In Defense of Teen Girls

Let them sing about their boy problems!

Photo by Olivia Rodrigo on

As everyone knows, Olivia Rodrigo has become an overnight sensation with her song, “drivers license”. Her instant bop has gotten her to the top of the Billboard Charts and on the global radar. Of course, that doesn’t come without a little pushback.

Recently, Rodrigo has been criticized for writing about her personal experience in her alleged love triangle with “High School Musical: The Musical The Series” co-star, Joshua Bassett, and former Disney star, Sabrina Carpenter.

Critics and listeners of the single stated that the song is nothing more than a teenage girl diary entry about boy problems and drama. They also mentioned Rodrigo should attempt to reach a deeper meaning with her song lyrics. I don’t know how she could get even more vulnerable than that.

This sounds all too familiar. Taylor Swift received the same criticism since the release of her debut album back in 2006, and is still dealing with it now. It is almost as if the music industry is a little sexist and misogynistic. To this day, Swift is faced with sexist jokes with the most prevalent being the, “don’t date her unless you want a song written about you,” joke.

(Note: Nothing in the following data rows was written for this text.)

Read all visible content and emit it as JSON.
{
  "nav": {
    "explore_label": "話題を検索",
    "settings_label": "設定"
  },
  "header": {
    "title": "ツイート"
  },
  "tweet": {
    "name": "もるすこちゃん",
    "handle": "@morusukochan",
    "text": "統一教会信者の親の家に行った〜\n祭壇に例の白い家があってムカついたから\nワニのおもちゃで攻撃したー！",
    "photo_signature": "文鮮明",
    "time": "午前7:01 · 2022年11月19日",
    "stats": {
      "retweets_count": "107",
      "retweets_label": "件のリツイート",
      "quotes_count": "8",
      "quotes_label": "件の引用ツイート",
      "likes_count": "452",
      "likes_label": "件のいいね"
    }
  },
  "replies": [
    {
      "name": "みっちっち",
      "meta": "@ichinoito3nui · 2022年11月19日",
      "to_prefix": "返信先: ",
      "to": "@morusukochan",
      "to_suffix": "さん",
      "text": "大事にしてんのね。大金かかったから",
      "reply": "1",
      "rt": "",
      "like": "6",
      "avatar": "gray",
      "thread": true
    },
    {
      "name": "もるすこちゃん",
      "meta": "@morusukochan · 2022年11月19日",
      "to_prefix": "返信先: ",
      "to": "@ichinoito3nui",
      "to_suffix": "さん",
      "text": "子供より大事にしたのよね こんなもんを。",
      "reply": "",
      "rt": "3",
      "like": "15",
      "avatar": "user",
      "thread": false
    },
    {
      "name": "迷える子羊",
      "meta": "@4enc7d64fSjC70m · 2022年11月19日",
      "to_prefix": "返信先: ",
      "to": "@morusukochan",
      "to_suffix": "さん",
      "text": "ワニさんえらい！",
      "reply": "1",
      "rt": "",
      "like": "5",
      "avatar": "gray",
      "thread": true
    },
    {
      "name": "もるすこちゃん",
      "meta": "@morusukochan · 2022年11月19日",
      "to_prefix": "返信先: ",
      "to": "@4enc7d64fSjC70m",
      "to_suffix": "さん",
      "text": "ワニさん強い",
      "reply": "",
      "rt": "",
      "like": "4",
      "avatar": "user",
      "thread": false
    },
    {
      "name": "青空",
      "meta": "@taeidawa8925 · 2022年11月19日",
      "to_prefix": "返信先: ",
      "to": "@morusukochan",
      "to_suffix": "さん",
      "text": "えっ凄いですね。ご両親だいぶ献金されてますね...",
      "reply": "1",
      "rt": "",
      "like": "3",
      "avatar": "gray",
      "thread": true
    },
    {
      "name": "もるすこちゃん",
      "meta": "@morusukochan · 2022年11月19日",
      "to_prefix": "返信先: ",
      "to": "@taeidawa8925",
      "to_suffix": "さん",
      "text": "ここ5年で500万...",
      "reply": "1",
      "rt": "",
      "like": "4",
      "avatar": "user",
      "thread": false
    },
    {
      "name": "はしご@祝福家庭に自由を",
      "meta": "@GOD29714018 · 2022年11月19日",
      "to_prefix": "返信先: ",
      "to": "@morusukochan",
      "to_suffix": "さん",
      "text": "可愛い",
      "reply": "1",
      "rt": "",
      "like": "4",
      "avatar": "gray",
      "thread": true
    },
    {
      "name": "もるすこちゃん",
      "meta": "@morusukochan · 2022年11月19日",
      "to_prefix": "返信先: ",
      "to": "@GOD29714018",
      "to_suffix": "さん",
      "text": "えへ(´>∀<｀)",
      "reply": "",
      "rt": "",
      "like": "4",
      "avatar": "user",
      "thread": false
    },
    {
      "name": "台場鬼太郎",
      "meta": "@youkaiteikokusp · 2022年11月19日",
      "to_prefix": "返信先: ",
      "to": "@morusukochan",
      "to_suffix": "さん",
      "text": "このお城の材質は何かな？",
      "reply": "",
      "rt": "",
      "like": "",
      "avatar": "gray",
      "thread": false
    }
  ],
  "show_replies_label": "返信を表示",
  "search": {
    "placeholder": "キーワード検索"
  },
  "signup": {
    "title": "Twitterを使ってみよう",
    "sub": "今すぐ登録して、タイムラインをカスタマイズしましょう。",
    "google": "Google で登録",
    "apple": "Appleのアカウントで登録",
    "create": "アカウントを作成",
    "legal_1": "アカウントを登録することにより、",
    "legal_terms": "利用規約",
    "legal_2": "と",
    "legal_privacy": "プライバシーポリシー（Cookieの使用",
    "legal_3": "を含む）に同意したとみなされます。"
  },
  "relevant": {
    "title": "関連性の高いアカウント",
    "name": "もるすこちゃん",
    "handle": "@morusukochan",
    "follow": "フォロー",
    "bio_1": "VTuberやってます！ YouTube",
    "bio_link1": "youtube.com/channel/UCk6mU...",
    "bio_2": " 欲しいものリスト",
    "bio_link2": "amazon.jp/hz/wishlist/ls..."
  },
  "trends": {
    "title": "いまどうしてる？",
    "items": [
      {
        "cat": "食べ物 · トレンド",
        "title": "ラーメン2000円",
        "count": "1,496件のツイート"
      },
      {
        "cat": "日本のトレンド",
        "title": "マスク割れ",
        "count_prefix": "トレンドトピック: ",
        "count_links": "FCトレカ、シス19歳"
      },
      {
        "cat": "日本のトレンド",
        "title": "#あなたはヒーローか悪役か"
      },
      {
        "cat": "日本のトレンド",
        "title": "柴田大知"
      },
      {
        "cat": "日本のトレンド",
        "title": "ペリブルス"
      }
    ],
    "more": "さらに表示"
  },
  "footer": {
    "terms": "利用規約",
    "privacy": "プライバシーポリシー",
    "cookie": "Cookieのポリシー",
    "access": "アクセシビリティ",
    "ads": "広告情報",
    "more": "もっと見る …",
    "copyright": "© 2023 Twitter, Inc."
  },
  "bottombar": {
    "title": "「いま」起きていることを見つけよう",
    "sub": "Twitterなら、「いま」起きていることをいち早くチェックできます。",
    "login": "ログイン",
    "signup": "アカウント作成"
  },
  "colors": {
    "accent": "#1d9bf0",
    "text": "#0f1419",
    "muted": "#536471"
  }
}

Why is it socially acceptable for Ed Sheeran and Drake to make music about love and their relationship problems? But the second a woman does it, they’re ridiculed and labeled as dramatic. The criticism is obviously rooted in gender stereotypes that push harmful ideologies on young and impressionable people. It just further proves that no matter what teen girls do, they are always going to be criticized, ridiculed and shamed by the media or the people in their lives. They are always reduced to being dramatic instead of passionate.

For example, when men cry at sporting events because their favorite team won, they’re deemed as passionate. But when a girl does it at a concert, she is labeled as dramatic and ridiculous. WHAT? Make it make sense, please.

One of the saddest things is, it doesn’t stop there. When a girl expresses her interest in a subject similar to Marvel or games, men suddenly become experts in the subject and give the girls a pop quiz to really test their knowledge and how true of a fan they are. That is complete bullshit. Who ever deemed these men as qualified to do so?


Why do people feel the need to invalidate something because teenage girls like it or create it? Shouldn’t we be supporting and uplifting them?

Let them write songs about their break-ups. Let them decide what they want to look like.

Let’s end the culture of bullying them.

In the wise words of Harry Styles, “[Teenage girls are] our future. Our future doctors, lawyers, mothers, presidents, they kind of keep the world going.”